He believes this was an important phrase because it deals with the present and the future, not the past.  He commented that all we can do is move from where we are into the future and we can’t go back and change anything in our past.

I thought his comments rang true not only in the area of the True Love Waits pledge, but in all area of our lives.
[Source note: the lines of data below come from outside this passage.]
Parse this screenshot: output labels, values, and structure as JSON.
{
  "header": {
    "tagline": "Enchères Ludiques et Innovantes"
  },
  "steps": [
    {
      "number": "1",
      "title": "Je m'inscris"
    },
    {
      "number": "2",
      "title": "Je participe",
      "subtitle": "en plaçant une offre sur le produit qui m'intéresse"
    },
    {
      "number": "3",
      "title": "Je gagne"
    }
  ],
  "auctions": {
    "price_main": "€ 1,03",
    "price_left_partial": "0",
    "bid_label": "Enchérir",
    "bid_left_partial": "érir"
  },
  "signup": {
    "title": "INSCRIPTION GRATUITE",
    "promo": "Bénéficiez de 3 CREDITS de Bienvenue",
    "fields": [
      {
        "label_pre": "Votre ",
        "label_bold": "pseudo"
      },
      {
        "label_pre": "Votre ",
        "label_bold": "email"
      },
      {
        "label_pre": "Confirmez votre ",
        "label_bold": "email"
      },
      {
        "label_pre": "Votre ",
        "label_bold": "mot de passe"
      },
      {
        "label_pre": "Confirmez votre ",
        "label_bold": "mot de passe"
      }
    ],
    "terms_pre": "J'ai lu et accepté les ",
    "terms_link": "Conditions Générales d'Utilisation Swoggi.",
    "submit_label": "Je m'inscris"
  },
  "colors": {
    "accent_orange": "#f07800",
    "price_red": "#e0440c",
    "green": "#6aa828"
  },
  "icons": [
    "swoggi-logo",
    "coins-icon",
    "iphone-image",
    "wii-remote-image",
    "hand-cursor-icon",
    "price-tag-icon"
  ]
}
We probably all know people (or maybe we are that person) who won’t/can’t move toward a better future because of mistakes in the past.  They could be things we have done or things done to us.  We can’t change the past; we can’t undo what has been done.  But we can commit from this day until…

That comment wasn’t the main crux of the interview, but really jumped out at me.  God is in the business of taking care of our past.  I just saw a similar idea on Facebook today:  “Don’t remember what God has forgotten.” What we need to do is commit from this day until . . .

The Future of the Church

I receive a daily email called Simply Youth Ministry Today.  The writers offer insights on various aspects of youth ministry and the church.  This week they have been writing about the future of the church.  I thought what Josh Griffin wrote yesterday was good.

The future of youth ministry sure is a topic that has been getting some play for a while. And while that is very interesting to me, I thought it might be interesting to think about what we know is going to happen to the whole church in a few years:

The students in your ministry will be the parents in your church in 10 years
The students you are counseling, nudging and caring for are the parents in your church in a few years. These kids will be having kids (if you’ve been in youth ministry a while, it is a disconcerting feeling to say the least) and they will be the parents.

So? Teach them well. Step in as a role-model in single parent homes. Nudge students to honor and love their parents a little more this week. Help them realize that in the not-so-distant future they’ll be the mom and dad their teen is frustrated with. Oh, and help them stay pure in the meantime so parenthood doesn’t happen earlier than it should.

The students in your ministry will be the missionaries of the world in 12 years
The students who are on your Spring Break trip or with you in Costa Rica this summer are going to be the missionaries of the future. They are the ones to take the Gospel to the last people groups who haven’t heard and translate the Bible into the final most obscure languages.

If that’s true … Get as many of your students to experience missions as possible. Model servanthood to them. Fight for more scholarship money to get kids on these trips. Don’t hold back when it is time to push them.

The students in your ministry will run the church in 15 years
The students you are mentoring, discipling and reaching for Jesus right now are going to be the elders, deacons and pastors of the church. They are going to be making game-changing decisions about the standards of the church and the interpretation of the Bible. They are going to be hit with a myriad of huge decisions (our generation wrestled with but will largely leave to them).

My point? Disciple your students well. Make sure they are grounded in the Word. Make apologetics a priority. Give away leadership to them now so they have some experience when the church is given to them.

So what is the future of the church? Look no further than your own youth ministry to see it today.